Oaxaca cheese is the best creamy, stretchy, and meltable Mexican cheese ever! It’s similar to mozzarella, and great in enchiladas, chile rellenos, nachos, and quesadillas!
What is Oaxaca cheese?
Oaxaca cheese [pronounced wah-ha-kah] is a white, semi-soft cow’s milk cheese from Mexico. The flavor is mellow and buttery, similar to a string cheese, with a creamy texture and a slight saltiness to it. It’s perfect for melting and is similar to mozzarella or unaged Monterey jack cheese.
The taste is mild, providing a nice balance to the spicy and highly flavorful Mexican foods with which it’s often paired.
Considered a fresh cheese, it’s traditionally made by kneading the curd in hot water and then stretching it. Thin strips form from the cheese, which are cooled in salted water and cut into rope-like segments.
The segments are then gently braided or wound into a knot resembling a ball of yarn. The presentation is unusual, and you can cut off little pieces as you need them, which is kind of fun.
Where is it from?
It comes from the state of the same name, Oaxaca, in southern Mexico, where it was first produced. Sometimes it’s referred to as Mexican mozzarella, quesillo (“rope cheese”), Queso Oaxaca, or Oaxacan-Style String Cheese.
The pasta filata or string cheese making process, originally from Italy, was brought to Mexico by Dominican friars that settled in the state of Oaxaca.
Oaxaca cheese shreds just like mozzarella does. Because it melts easily and holds its shape generally well, it’s often the go-to cheese for baked dishes.

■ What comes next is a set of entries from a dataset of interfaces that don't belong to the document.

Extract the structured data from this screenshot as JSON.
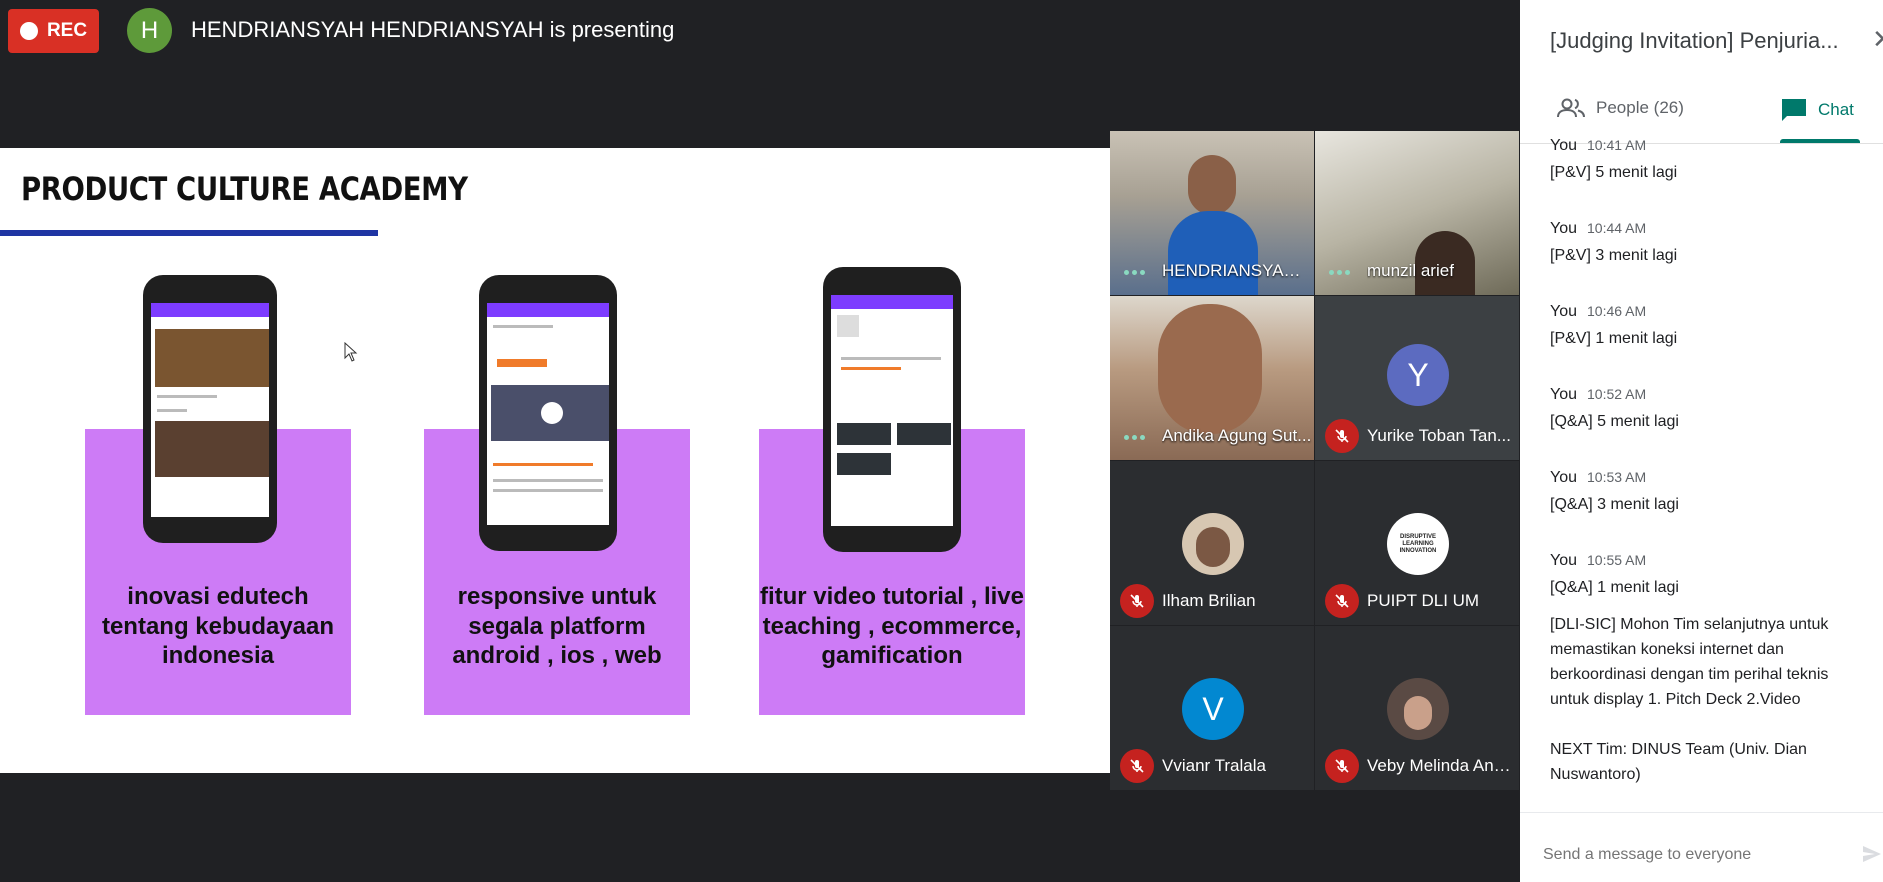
{
  "recording": {
    "label": "REC"
  },
  "presenter": {
    "initial": "H",
    "text": "HENDRIANSYAH HENDRIANSYAH is presenting"
  },
  "slide": {
    "title": "PRODUCT CULTURE ACADEMY",
    "cards": [
      {
        "text": "inovasi edutech tentang kebudayaan indonesia"
      },
      {
        "text": "responsive untuk segala platform android , ios , web"
      },
      {
        "text": "fitur video tutorial , live teaching , ecommerce, gamification"
      }
    ]
  },
  "participants": [
    {
      "name": "HENDRIANSYAH ...",
      "type": "video",
      "speaking": true
    },
    {
      "name": "munzil arief",
      "type": "video",
      "speaking": true
    },
    {
      "name": "Andika Agung Sut...",
      "type": "video",
      "speaking": true
    },
    {
      "name": "Yurike Toban Tan...",
      "type": "avatar",
      "initial": "Y",
      "color": "#5c6bc0",
      "muted": true
    },
    {
      "name": "Ilham Brilian",
      "type": "photo",
      "muted": true
    },
    {
      "name": "PUIPT DLI UM",
      "type": "logo",
      "muted": true,
      "logo_text": "DISRUPTIVE LEARNING INNOVATION"
    },
    {
      "name": "Vvianr Tralala",
      "type": "avatar",
      "initial": "V",
      "color": "#0288d1",
      "muted": true
    },
    {
      "name": "Veby Melinda Ann...",
      "type": "photo",
      "muted": true
    }
  ],
  "panel": {
    "title": "[Judging Invitation] Penjuria...",
    "tabs": {
      "people": "People (26)",
      "chat": "Chat"
    },
    "messages": [
      {
        "sender": "You",
        "time": "10:41 AM",
        "text": "[P&V] 5 menit lagi"
      },
      {
        "sender": "You",
        "time": "10:44 AM",
        "text": "[P&V] 3 menit lagi"
      },
      {
        "sender": "You",
        "time": "10:46 AM",
        "text": "[P&V]  1 menit lagi"
      },
      {
        "sender": "You",
        "time": "10:52 AM",
        "text": "[Q&A] 5 menit lagi"
      },
      {
        "sender": "You",
        "time": "10:53 AM",
        "text": "[Q&A] 3 menit lagi"
      },
      {
        "sender": "You",
        "time": "10:55 AM",
        "text": "[Q&A] 1 menit lagi",
        "extra": [
          "[DLI-SIC] Mohon Tim selanjutnya untuk memastikan koneksi internet dan berkoordinasi dengan tim perihal teknis untuk display 1. Pitch Deck 2.Video",
          "NEXT Tim: DINUS Team (Univ. Dian Nuswantoro)"
        ]
      }
    ],
    "compose_placeholder": "Send a message to everyone"
  },
  "colors": {
    "rec": "#d93025",
    "accent": "#00796b",
    "card": "#cd7bf6",
    "underline": "#1f35a3",
    "muted": "#c5221f"
  },
  "icons": [
    "record-dot-icon",
    "people-icon",
    "chat-icon",
    "close-icon",
    "mic-off-icon",
    "send-icon",
    "play-icon",
    "cursor-icon"
  ]
}
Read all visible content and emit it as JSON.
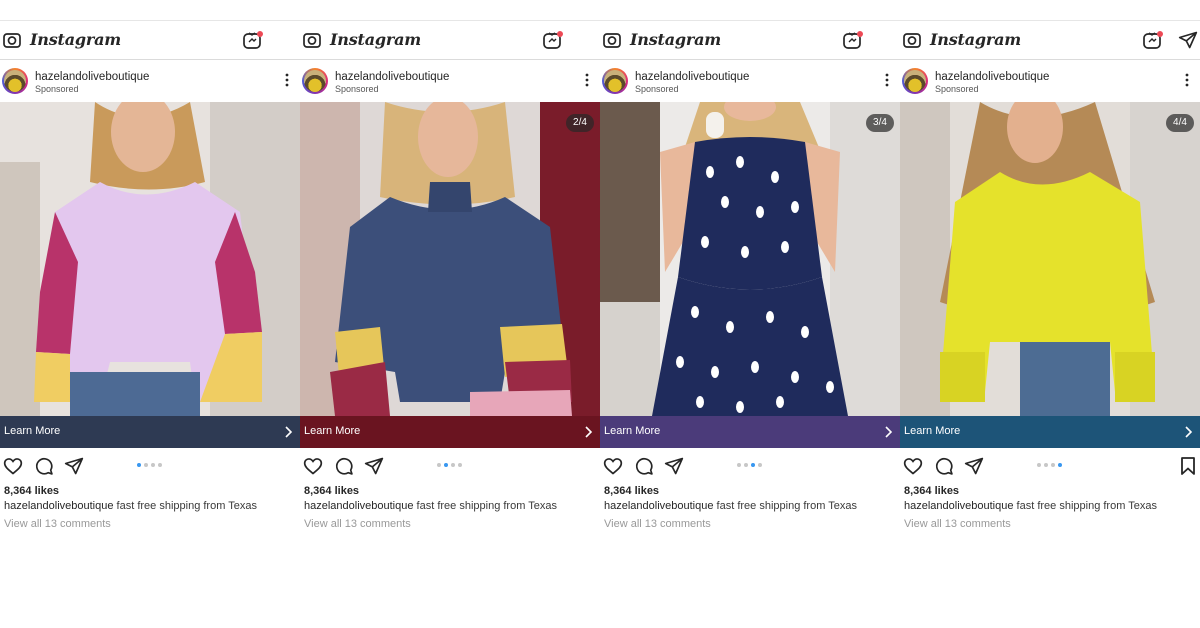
{
  "app": {
    "name": "Instagram"
  },
  "posts": [
    {
      "username": "hazelandoliveboutique",
      "sponsored": "Sponsored",
      "counter": "",
      "cta_label": "Learn More",
      "cta_color": "#2e3a53",
      "likes": "8,364 likes",
      "caption_user": "hazelandoliveboutique",
      "caption_text": "fast free shipping from Texas",
      "comments": "View all 13 comments",
      "active_index": 0,
      "image_desc": "lilac ribbed top with magenta, yellow and white colorblock sleeves"
    },
    {
      "username": "hazelandoliveboutique",
      "sponsored": "Sponsored",
      "counter": "2/4",
      "cta_label": "Learn More",
      "cta_color": "#6a1420",
      "likes": "8,364 likes",
      "caption_user": "hazelandoliveboutique",
      "caption_text": "fast free shipping from Texas",
      "comments": "View all 13 comments",
      "active_index": 1,
      "image_desc": "navy cowl neck top with ruffled colorblock sleeves"
    },
    {
      "username": "hazelandoliveboutique",
      "sponsored": "Sponsored",
      "counter": "3/4",
      "cta_label": "Learn More",
      "cta_color": "#4b3b7a",
      "likes": "8,364 likes",
      "caption_user": "hazelandoliveboutique",
      "caption_text": "fast free shipping from Texas",
      "comments": "View all 13 comments",
      "active_index": 2,
      "image_desc": "navy halter dress with white dots"
    },
    {
      "username": "hazelandoliveboutique",
      "sponsored": "Sponsored",
      "counter": "4/4",
      "cta_label": "Learn More",
      "cta_color": "#1d5478",
      "likes": "8,364 likes",
      "caption_user": "hazelandoliveboutique",
      "caption_text": "fast free shipping from Texas",
      "comments": "View all 13 comments",
      "active_index": 3,
      "image_desc": "yellow knit sweater"
    }
  ],
  "icons": {
    "camera": "camera-icon",
    "igtv": "igtv-icon",
    "direct": "send-icon",
    "more": "more-icon",
    "heart": "heart-icon",
    "comment": "comment-icon",
    "share": "share-icon",
    "bookmark": "bookmark-icon",
    "chevron": "chevron-right-icon"
  },
  "colors": {
    "dot_active": "#3897f0",
    "dot_inactive": "#c7c7c7",
    "igtv_badge": "#ed4956"
  }
}
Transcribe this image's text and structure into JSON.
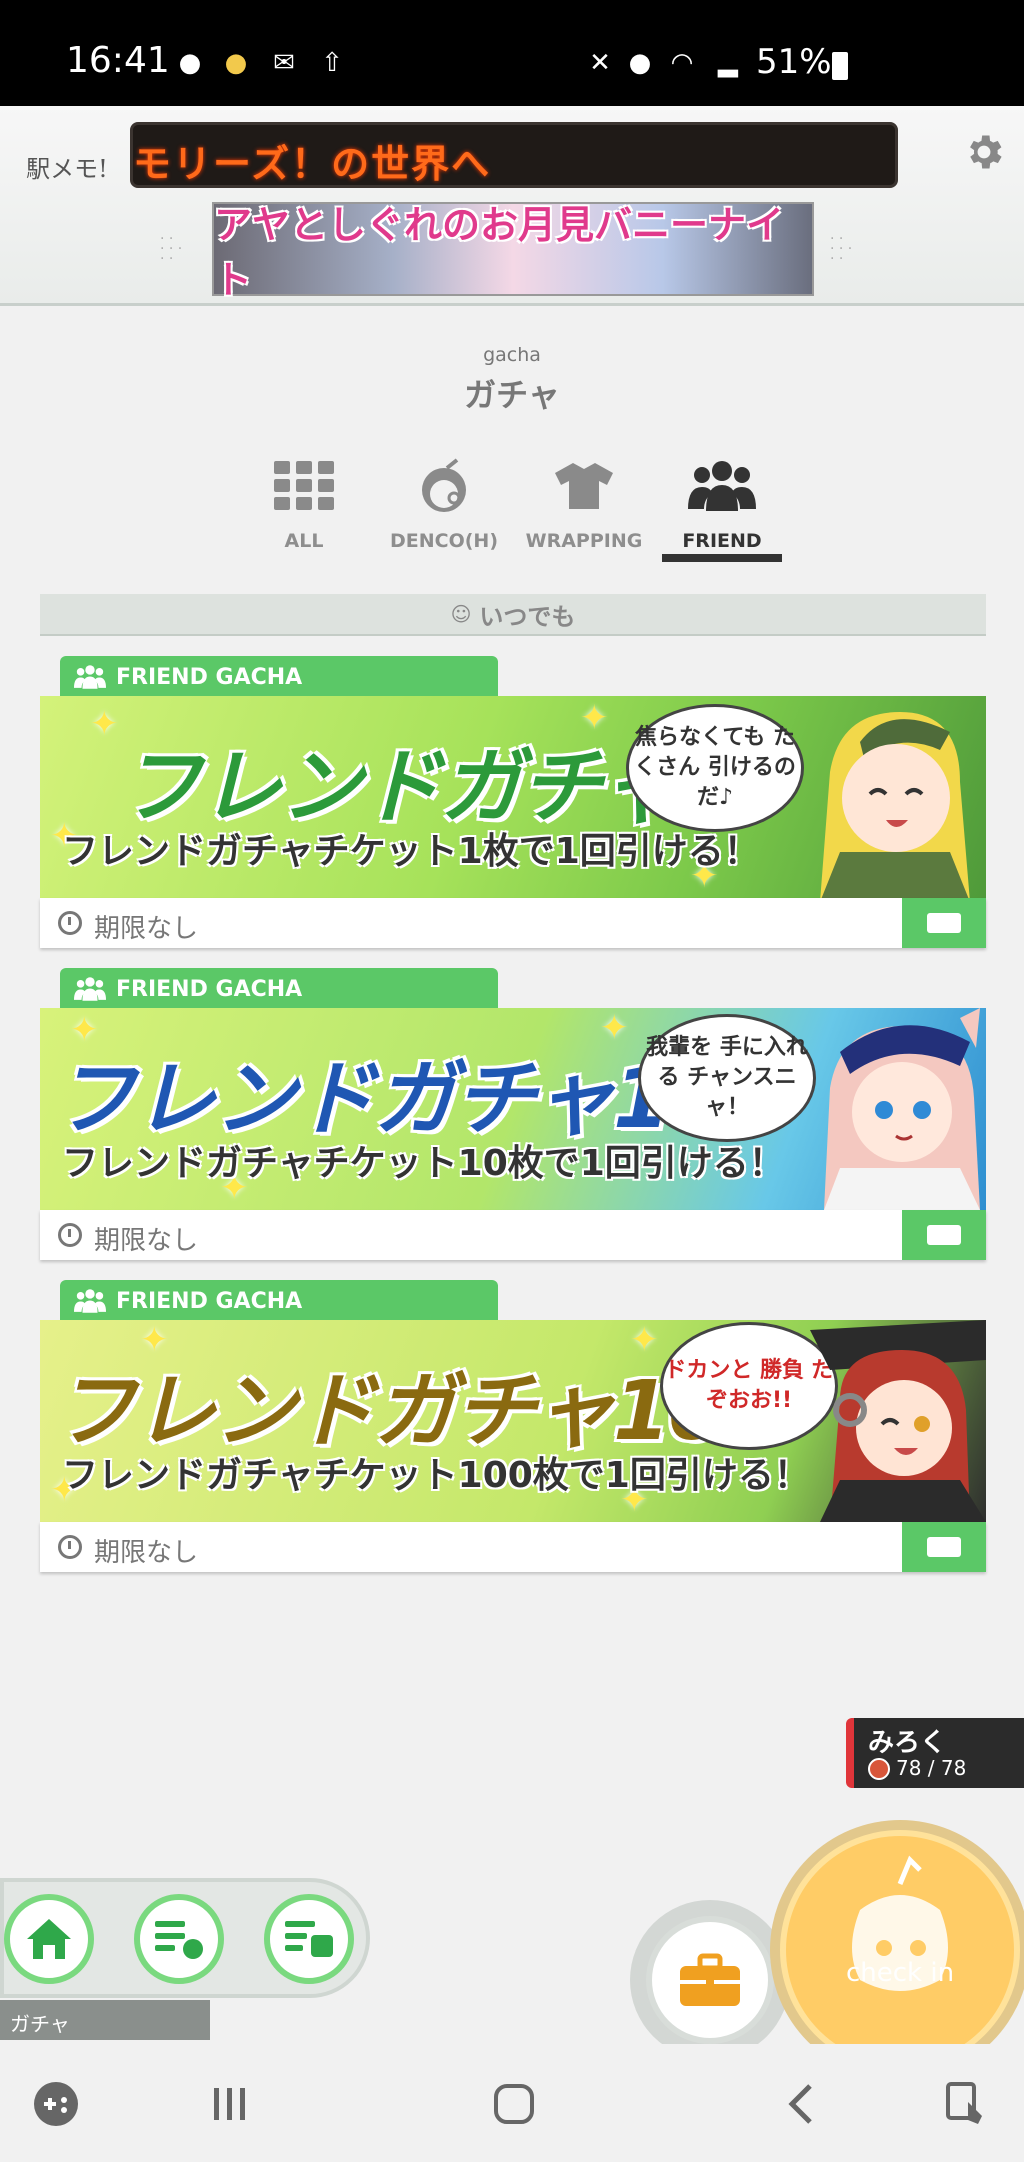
{
  "status_bar": {
    "time": "16:41",
    "battery": "51%"
  },
  "header": {
    "logo": "駅メモ!",
    "ticker": "モリーズ！の世界へ",
    "banner_title": "アヤとしぐれのお月見バニーナイト"
  },
  "page": {
    "subtitle": "gacha",
    "title": "ガチャ"
  },
  "tabs": [
    {
      "label": "ALL",
      "icon": "grid-icon",
      "active": false
    },
    {
      "label": "DENCO(H)",
      "icon": "denco-face-icon",
      "active": false
    },
    {
      "label": "WRAPPING",
      "icon": "shirt-icon",
      "active": false
    },
    {
      "label": "FRIEND",
      "icon": "friends-icon",
      "active": true
    }
  ],
  "section": {
    "label": "いつでも"
  },
  "cards": [
    {
      "tag": "FRIEND GACHA",
      "title": "フレンドガチャ",
      "subtitle": "フレンドガチャチケット1枚で1回引ける！",
      "speech": "焦らなくても たくさん 引けるのだ♪",
      "expiry": "期限なし",
      "title_color": "#2c9a3a"
    },
    {
      "tag": "FRIEND GACHA",
      "title": "フレンドガチャ10",
      "subtitle": "フレンドガチャチケット10枚で1回引ける！",
      "speech": "我輩を 手に入れる チャンスニャ！",
      "expiry": "期限なし",
      "title_color": "#1f57b3"
    },
    {
      "tag": "FRIEND GACHA",
      "title": "フレンドガチャ100",
      "subtitle": "フレンドガチャチケット100枚で1回引ける！",
      "speech": "ドカンと 勝負 だぞおお!!",
      "expiry": "期限なし",
      "title_color": "#8a6a10"
    }
  ],
  "player": {
    "name": "みろく",
    "hp": "78 / 78"
  },
  "nav": {
    "current_label": "ガチャ"
  },
  "checkin": {
    "label": "check in"
  }
}
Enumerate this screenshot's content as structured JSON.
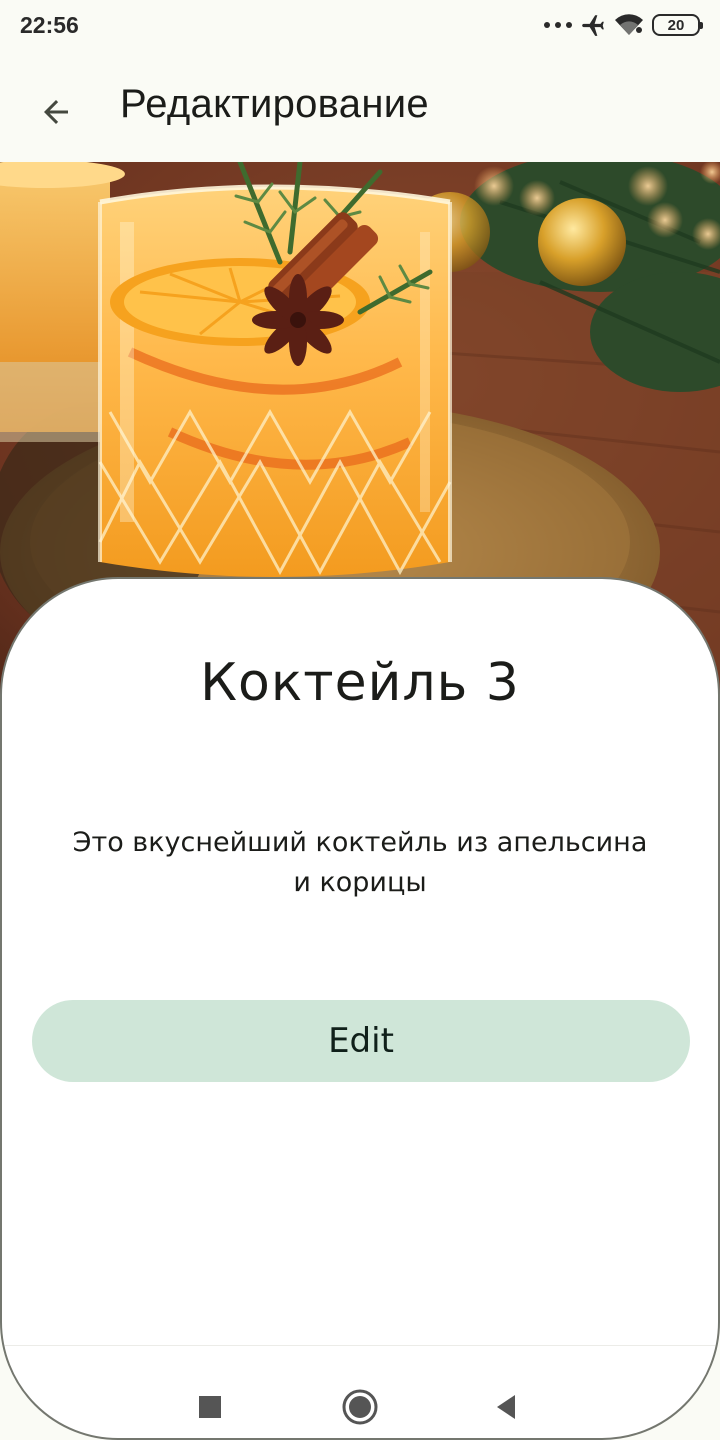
{
  "status_bar": {
    "time": "22:56",
    "battery_level": "20",
    "icons": [
      "more-dots-icon",
      "airplane-mode-icon",
      "wifi-icon",
      "battery-icon"
    ]
  },
  "app_bar": {
    "title": "Редактирование",
    "back_icon": "arrow-back-icon"
  },
  "hero": {
    "image": "orange cocktail with rosemary, cinnamon and star anise"
  },
  "card": {
    "title": "Коктейль 3",
    "description": "Это вкуснейший коктейль из апельсина и корицы",
    "edit_button_label": "Edit"
  },
  "nav_bar": {
    "buttons": [
      "recents-square-icon",
      "home-circle-icon",
      "back-triangle-icon"
    ]
  },
  "colors": {
    "background": "#fafbf5",
    "card": "#ffffff",
    "card_border": "#74776f",
    "button_container": "#cfe6d8",
    "text": "#1b1c19"
  }
}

It’s commonly used for making chile rellenos, cheese quesadillas, nachos, and chicken enchiladas. You can use it instead of mozzarella in most dishes and in any recipe that calls for a melty and stretchy cheese.
It’s also a common choice in cheese dips. If you’ve ever ordered queso fundido at a Mexican restaurant, chances are you’ve encountered this cheese!
Because of its mild flavor, it’s very kid-friendly cheese and makes a great option for snacking.
For the ultimate gooey cheese pull experience, try using it on pizza or in a grilled cheese sandwich.
Where to Find it
Because of its popularity, Oaxaca cheese can now be found in many large grocery store chains and smaller hispanic specialty grocers here in the U.S.
You can usually find in the specialty cheese section or in the refrigerated cheese aisle.
Though it’s typically sold in a ball form, you may also find it pre-shredded in bags.
Substitutes for Oaxaca cheese
A common substitute is asadero cheese which is from the northern part of Mexico in the state of Chihuahua.
If you can’t find asadero, other good substitutes are mozzarella, Monterey jack, or Muenster which are all widely available in the U.S..